▸ What the task requires: Note how many lines in the entries contain the string "Verify", then give that number and nothing else.

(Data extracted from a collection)
++++

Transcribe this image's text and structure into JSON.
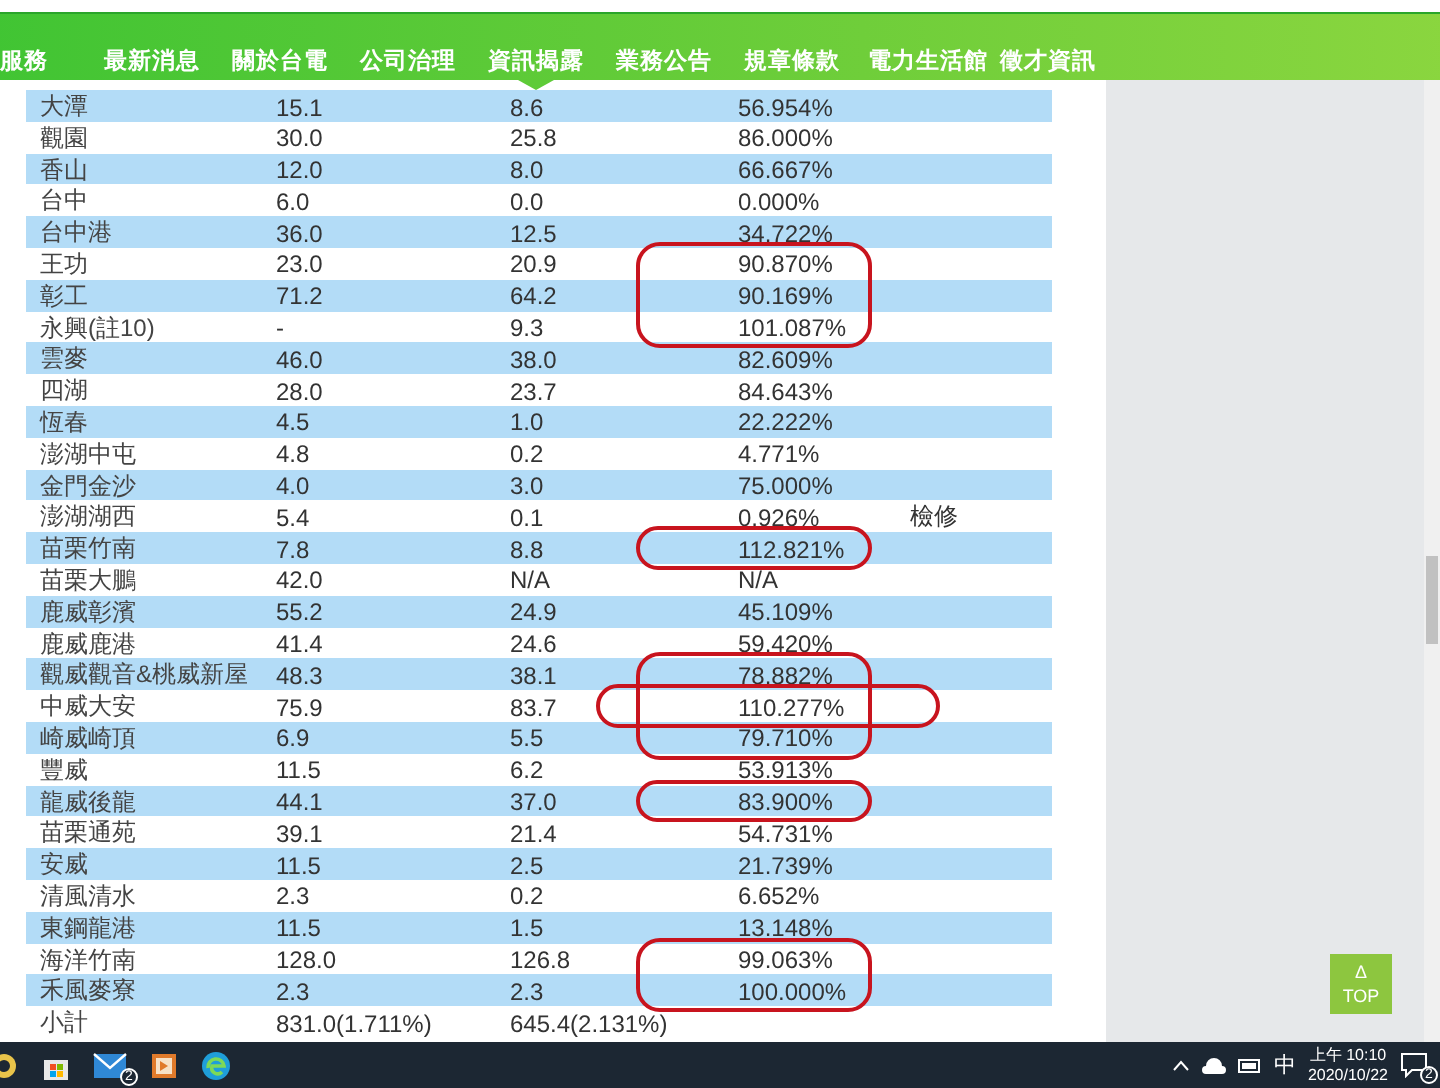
{
  "nav": [
    {
      "label": "服務",
      "selected": false
    },
    {
      "label": "最新消息",
      "selected": false
    },
    {
      "label": "關於台電",
      "selected": false
    },
    {
      "label": "公司治理",
      "selected": false
    },
    {
      "label": "資訊揭露",
      "selected": true
    },
    {
      "label": "業務公告",
      "selected": false
    },
    {
      "label": "規章條款",
      "selected": false
    },
    {
      "label": "電力生活館",
      "selected": false
    },
    {
      "label": "徵才資訊",
      "selected": false
    }
  ],
  "table": {
    "rows": [
      {
        "cells": [
          "大潭",
          "15.1",
          "8.6",
          "56.954%"
        ],
        "circled": false,
        "wide_circle": false
      },
      {
        "cells": [
          "觀園",
          "30.0",
          "25.8",
          "86.000%"
        ],
        "circled": false,
        "wide_circle": false
      },
      {
        "cells": [
          "香山",
          "12.0",
          "8.0",
          "66.667%"
        ],
        "circled": false,
        "wide_circle": false
      },
      {
        "cells": [
          "台中",
          "6.0",
          "0.0",
          "0.000%"
        ],
        "circled": false,
        "wide_circle": false
      },
      {
        "cells": [
          "台中港",
          "36.0",
          "12.5",
          "34.722%"
        ],
        "circled": false,
        "wide_circle": false
      },
      {
        "cells": [
          "王功",
          "23.0",
          "20.9",
          "90.870%"
        ],
        "circled": true,
        "wide_circle": false
      },
      {
        "cells": [
          "彰工",
          "71.2",
          "64.2",
          "90.169%"
        ],
        "circled": true,
        "wide_circle": false
      },
      {
        "cells": [
          "永興(註10)",
          "-",
          "9.3",
          "101.087%"
        ],
        "circled": true,
        "wide_circle": false
      },
      {
        "cells": [
          "雲麥",
          "46.0",
          "38.0",
          "82.609%"
        ],
        "circled": false,
        "wide_circle": false
      },
      {
        "cells": [
          "四湖",
          "28.0",
          "23.7",
          "84.643%"
        ],
        "circled": false,
        "wide_circle": false
      },
      {
        "cells": [
          "恆春",
          "4.5",
          "1.0",
          "22.222%"
        ],
        "circled": false,
        "wide_circle": false
      },
      {
        "cells": [
          "澎湖中屯",
          "4.8",
          "0.2",
          "4.771%"
        ],
        "circled": false,
        "wide_circle": false
      },
      {
        "cells": [
          "金門金沙",
          "4.0",
          "3.0",
          "75.000%"
        ],
        "circled": false,
        "wide_circle": false
      },
      {
        "cells": [
          "澎湖湖西",
          "5.4",
          "0.1",
          "0.926%",
          "檢修"
        ],
        "circled": false,
        "wide_circle": false
      },
      {
        "cells": [
          "苗栗竹南",
          "7.8",
          "8.8",
          "112.821%"
        ],
        "circled": true,
        "wide_circle": false
      },
      {
        "cells": [
          "苗栗大鵬",
          "42.0",
          "N/A",
          "N/A"
        ],
        "circled": false,
        "wide_circle": false
      },
      {
        "cells": [
          "鹿威彰濱",
          "55.2",
          "24.9",
          "45.109%"
        ],
        "circled": false,
        "wide_circle": false
      },
      {
        "cells": [
          "鹿威鹿港",
          "41.4",
          "24.6",
          "59.420%"
        ],
        "circled": false,
        "wide_circle": false
      },
      {
        "cells": [
          "觀威觀音&桃威新屋",
          "48.3",
          "38.1",
          "78.882%"
        ],
        "circled": true,
        "wide_circle": false
      },
      {
        "cells": [
          "中威大安",
          "75.9",
          "83.7",
          "110.277%"
        ],
        "circled": true,
        "wide_circle": true
      },
      {
        "cells": [
          "崎威崎頂",
          "6.9",
          "5.5",
          "79.710%"
        ],
        "circled": true,
        "wide_circle": false
      },
      {
        "cells": [
          "豐威",
          "11.5",
          "6.2",
          "53.913%"
        ],
        "circled": false,
        "wide_circle": false
      },
      {
        "cells": [
          "龍威後龍",
          "44.1",
          "37.0",
          "83.900%"
        ],
        "circled": true,
        "wide_circle": false
      },
      {
        "cells": [
          "苗栗通苑",
          "39.1",
          "21.4",
          "54.731%"
        ],
        "circled": false,
        "wide_circle": false
      },
      {
        "cells": [
          "安威",
          "11.5",
          "2.5",
          "21.739%"
        ],
        "circled": false,
        "wide_circle": false
      },
      {
        "cells": [
          "清風清水",
          "2.3",
          "0.2",
          "6.652%"
        ],
        "circled": false,
        "wide_circle": false
      },
      {
        "cells": [
          "東鋼龍港",
          "11.5",
          "1.5",
          "13.148%"
        ],
        "circled": false,
        "wide_circle": false
      },
      {
        "cells": [
          "海洋竹南",
          "128.0",
          "126.8",
          "99.063%"
        ],
        "circled": true,
        "wide_circle": false
      },
      {
        "cells": [
          "禾風麥寮",
          "2.3",
          "2.3",
          "100.000%"
        ],
        "circled": true,
        "wide_circle": false
      }
    ],
    "subtotal": [
      "小計",
      "831.0(1.711%)",
      "645.4(2.131%)"
    ]
  },
  "top_button": {
    "icon": "Δ",
    "label": "TOP"
  },
  "taskbar": {
    "mail_badge": "2",
    "ime": "中",
    "time": "上午 10:10",
    "date": "2020/10/22",
    "notification_badge": "2"
  }
}
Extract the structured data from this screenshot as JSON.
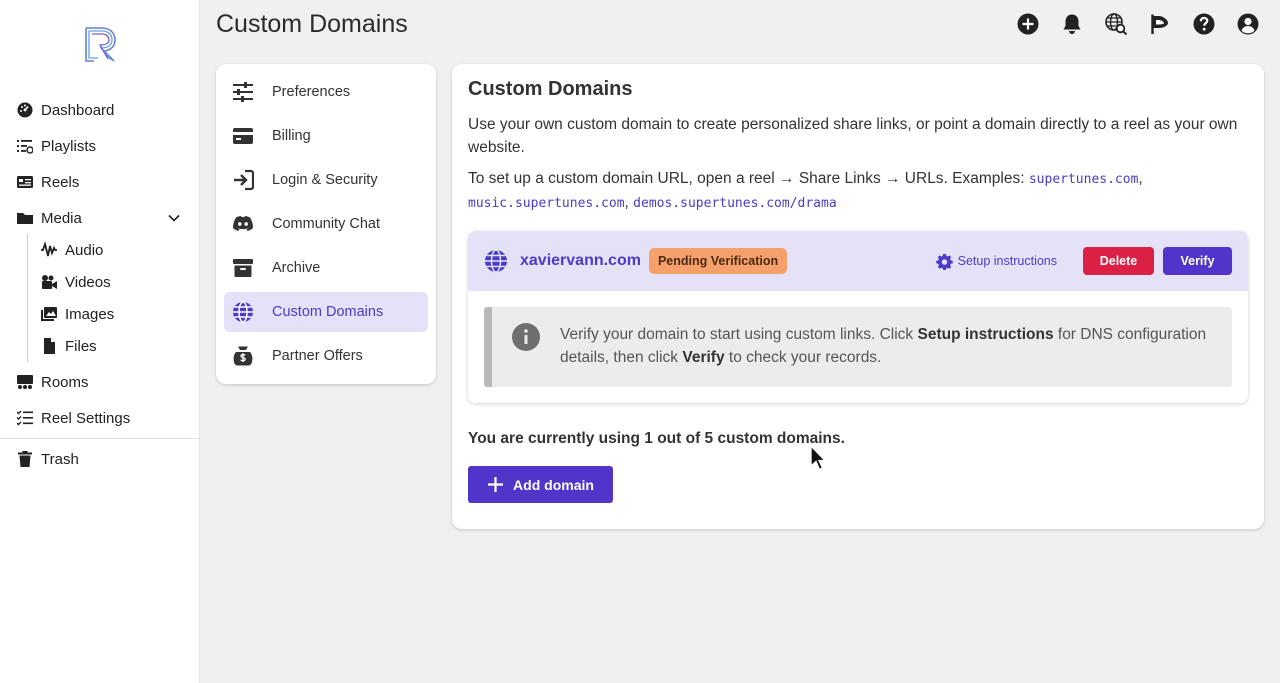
{
  "sidebar": {
    "items": [
      {
        "label": "Dashboard",
        "icon": "gauge-icon"
      },
      {
        "label": "Playlists",
        "icon": "playlist-icon"
      },
      {
        "label": "Reels",
        "icon": "reel-icon"
      },
      {
        "label": "Media",
        "icon": "folder-icon"
      },
      {
        "label": "Audio",
        "icon": "waveform-icon"
      },
      {
        "label": "Videos",
        "icon": "video-icon"
      },
      {
        "label": "Images",
        "icon": "images-icon"
      },
      {
        "label": "Files",
        "icon": "file-icon"
      },
      {
        "label": "Rooms",
        "icon": "rooms-icon"
      },
      {
        "label": "Reel Settings",
        "icon": "list-check-icon"
      },
      {
        "label": "Trash",
        "icon": "trash-icon"
      }
    ]
  },
  "header": {
    "title": "Custom Domains",
    "icons": [
      "add-circle-icon",
      "bell-icon",
      "globe-search-icon",
      "flag-icon",
      "help-icon",
      "account-icon"
    ]
  },
  "settings_menu": {
    "items": [
      {
        "label": "Preferences",
        "icon": "sliders-icon"
      },
      {
        "label": "Billing",
        "icon": "credit-card-icon"
      },
      {
        "label": "Login & Security",
        "icon": "login-icon"
      },
      {
        "label": "Community Chat",
        "icon": "discord-icon"
      },
      {
        "label": "Archive",
        "icon": "archive-icon"
      },
      {
        "label": "Custom Domains",
        "icon": "globe-icon",
        "active": true
      },
      {
        "label": "Partner Offers",
        "icon": "money-bag-icon"
      }
    ]
  },
  "main": {
    "title": "Custom Domains",
    "description": "Use your own custom domain to create personalized share links, or point a domain directly to a reel as your own website.",
    "setup_prefix": "To set up a custom domain URL, open a reel → Share Links → URLs. Examples: ",
    "examples": [
      "supertunes.com",
      "music.supertunes.com",
      "demos.supertunes.com/drama"
    ],
    "domain": {
      "name": "xaviervann.com",
      "status": "Pending Verification",
      "setup_label": "Setup instructions",
      "delete_label": "Delete",
      "verify_label": "Verify",
      "notice": {
        "part1": "Verify your domain to start using custom links. Click ",
        "bold1": "Setup instructions",
        "part2": " for DNS configuration details, then click ",
        "bold2": "Verify",
        "part3": " to check your records."
      }
    },
    "usage": "You are currently using 1 out of 5 custom domains.",
    "add_label": "Add domain"
  },
  "colors": {
    "accent": "#5134c9",
    "accent_text": "#4a3cc7",
    "badge": "#f6a06c",
    "danger": "#dc1f45",
    "domain_header": "#e5e2f8"
  }
}
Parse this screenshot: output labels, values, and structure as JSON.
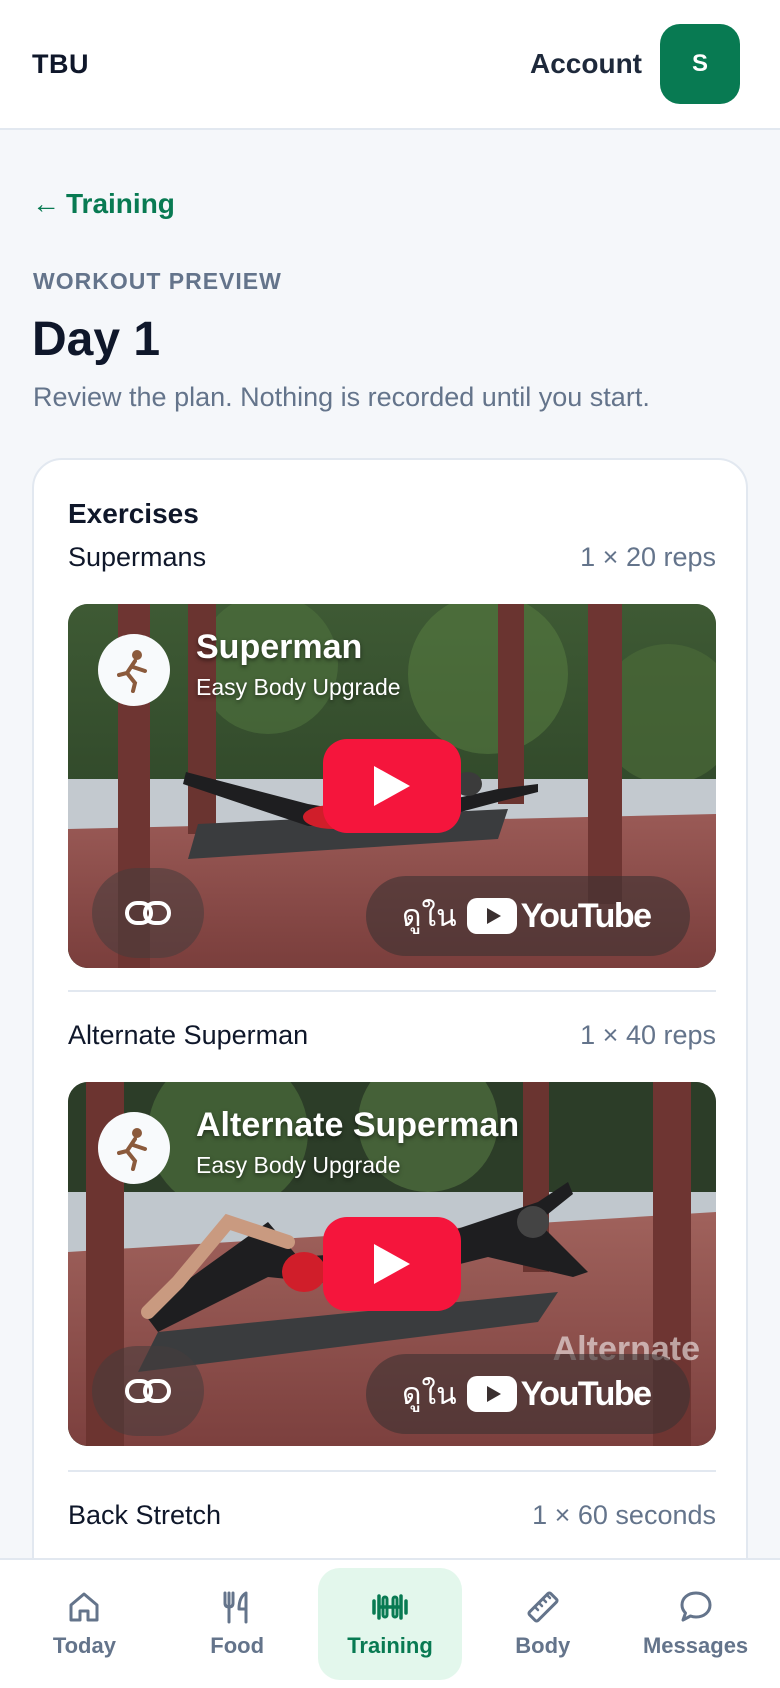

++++

▸ Finished task: 3